Tom and Viv
Opened 22 Sep 2006
Written: Michael Hastings
Directed: Lindsay Posner
Cast: Will Keen (Tom), Frances O’Connor (Viv), Anna Carteret (Rose), Laura Elphinstone (Louise), Robert Portal (Maurice), Benjamin Whitrow (Charles).
Synopsis: The story of the relationship between T. S. Eliot and his first wife, Vivienne Haigh-Wood: Cambridge 1915, awkward American graduate Tom meets wildly exquisite Viv. Bewitched by her personality and class, enticed by his remarkable character, together they embark on a whirlwind romance. As Tom begins to find literary success, Viv’s once-endearing volatility becomes harder to bear. Their hasty marriage becomes an impossible love story.
What the critics had to say.....
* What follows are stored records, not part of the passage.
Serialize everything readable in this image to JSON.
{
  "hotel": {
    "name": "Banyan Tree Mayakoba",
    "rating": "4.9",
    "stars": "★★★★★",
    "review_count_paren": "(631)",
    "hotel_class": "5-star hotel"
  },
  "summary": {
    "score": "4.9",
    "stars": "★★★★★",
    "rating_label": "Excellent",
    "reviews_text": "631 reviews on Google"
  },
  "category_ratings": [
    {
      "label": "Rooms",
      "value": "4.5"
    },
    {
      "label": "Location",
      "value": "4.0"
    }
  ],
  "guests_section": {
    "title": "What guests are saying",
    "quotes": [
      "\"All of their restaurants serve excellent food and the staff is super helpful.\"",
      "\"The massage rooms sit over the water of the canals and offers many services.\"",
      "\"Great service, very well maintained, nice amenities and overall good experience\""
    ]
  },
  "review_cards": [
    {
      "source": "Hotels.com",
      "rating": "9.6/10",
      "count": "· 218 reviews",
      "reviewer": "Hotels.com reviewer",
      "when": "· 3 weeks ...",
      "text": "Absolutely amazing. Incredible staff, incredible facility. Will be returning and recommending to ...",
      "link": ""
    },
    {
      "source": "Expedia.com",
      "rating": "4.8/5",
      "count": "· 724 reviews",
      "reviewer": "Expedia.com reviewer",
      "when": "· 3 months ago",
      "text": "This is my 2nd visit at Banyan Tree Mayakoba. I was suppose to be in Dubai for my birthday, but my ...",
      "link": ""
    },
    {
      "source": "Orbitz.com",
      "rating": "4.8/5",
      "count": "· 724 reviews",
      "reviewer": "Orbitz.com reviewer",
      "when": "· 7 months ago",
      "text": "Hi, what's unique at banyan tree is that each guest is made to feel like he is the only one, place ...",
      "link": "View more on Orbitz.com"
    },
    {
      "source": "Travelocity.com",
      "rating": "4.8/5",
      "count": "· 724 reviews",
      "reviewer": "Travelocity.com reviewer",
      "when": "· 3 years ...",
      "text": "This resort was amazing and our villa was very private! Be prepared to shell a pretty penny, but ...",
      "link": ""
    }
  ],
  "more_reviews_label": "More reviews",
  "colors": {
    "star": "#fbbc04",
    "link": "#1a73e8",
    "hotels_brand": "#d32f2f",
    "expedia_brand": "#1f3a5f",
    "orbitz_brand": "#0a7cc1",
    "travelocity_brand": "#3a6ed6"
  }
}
NICHOLAS DE JONGH for THE EVENING STANDARD says, "Powerful production...Frances O'Connor's astonishingly raw and wracked performance." RHODA KOENIG for THE INDEPENDENT says, "Absorbing in its first half, the play dies under its repetitiveness...There is little to fault, though, in Lindsay Posner's production, one that, as best I can recall, surpasses in style and vitality the original at the Royal Court." MICHAEL BILLINGTON for THE GUARDIAN says, "Lindsay Posner's well-ordered production loses some of its dynamic in the later stages, though the acting provides constant pleasure. Will Keen gives us a highly plausible Eliot, looking like a man permanently uncomfortable inside his own body. Frances O'Connor captures Viv's odd mixture of larkiness and intensity." CHARLES SPENCER for THE DAILY TELEGRAPH says, "This is a piece that made me feel uncomfortable when I saw its Royal Court première, and it made me feel uncomfortable all over again in Lindsay Posner's excellently acted revival. There is an unattractive prurience about the play, as if the dramatist had his eye glued to the keyhole of the Eliot's bedroom door (though, in fact, the poet seems to have spent much of the marriage sleeping in a deckchair rather than with his wife). As one critic has observed of Carole Seymour-Jones's subsequent book about the marriage: "TS Eliot's sex life. Do we really want to go there? It is a sad and desolate place." BENEDICT NIGHTINGALE for THE TIMES says, "Absorbing, moving play."
Production photo by Hugo Glendinning